#### INSTRUCTIONS FOR THE TASK
How many lines of the entries below include the word "description"? Answer with the number alone.

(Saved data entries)
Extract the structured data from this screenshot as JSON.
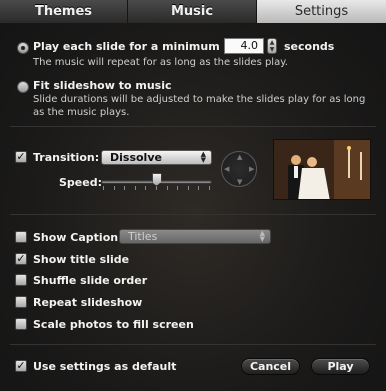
{
  "tabs": [
    {
      "label": "Themes",
      "active": false
    },
    {
      "label": "Music",
      "active": false
    },
    {
      "label": "Settings",
      "active": true
    }
  ],
  "duration": {
    "option_label": "Play each slide for a minimum of",
    "value": "4.0",
    "unit": "seconds",
    "selected": true,
    "description": "The music will repeat for as long as the slides play."
  },
  "fit_music": {
    "option_label": "Fit slideshow to music",
    "selected": false,
    "description": "Slide durations will be adjusted to make the slides play for as long as the music plays."
  },
  "transition": {
    "label": "Transition:",
    "checked": true,
    "value": "Dissolve",
    "speed_label": "Speed:",
    "speed_level": 0.5
  },
  "caption": {
    "label": "Show Caption:",
    "checked": false,
    "value": "Titles"
  },
  "options": {
    "show_title_slide": {
      "label": "Show title slide",
      "checked": true
    },
    "shuffle": {
      "label": "Shuffle slide order",
      "checked": false
    },
    "repeat": {
      "label": "Repeat slideshow",
      "checked": false
    },
    "scale": {
      "label": "Scale photos to fill screen",
      "checked": false
    }
  },
  "footer": {
    "default_label": "Use settings as default",
    "default_checked": true,
    "cancel_label": "Cancel",
    "play_label": "Play"
  },
  "icons": {
    "check": "✓",
    "stepper": "updown-arrows-icon",
    "popup_arrows": "updown-chevron-icon",
    "dpad": "direction-pad-icon",
    "preview": "wedding-photo-thumbnail"
  }
}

#### THE COMPLETED TASK
2